START Record excerpts
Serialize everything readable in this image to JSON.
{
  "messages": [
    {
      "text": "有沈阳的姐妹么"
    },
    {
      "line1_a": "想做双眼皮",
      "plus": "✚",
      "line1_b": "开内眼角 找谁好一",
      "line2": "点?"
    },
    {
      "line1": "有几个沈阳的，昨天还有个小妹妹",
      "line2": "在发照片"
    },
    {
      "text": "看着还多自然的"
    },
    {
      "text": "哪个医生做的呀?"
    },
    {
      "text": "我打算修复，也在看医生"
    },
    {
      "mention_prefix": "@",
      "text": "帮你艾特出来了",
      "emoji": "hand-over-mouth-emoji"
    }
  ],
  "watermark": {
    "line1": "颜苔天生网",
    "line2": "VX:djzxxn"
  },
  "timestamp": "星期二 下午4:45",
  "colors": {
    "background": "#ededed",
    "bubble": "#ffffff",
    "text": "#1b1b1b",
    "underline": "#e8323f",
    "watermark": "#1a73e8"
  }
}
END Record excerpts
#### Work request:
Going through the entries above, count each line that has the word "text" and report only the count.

#### Reply to the task:
6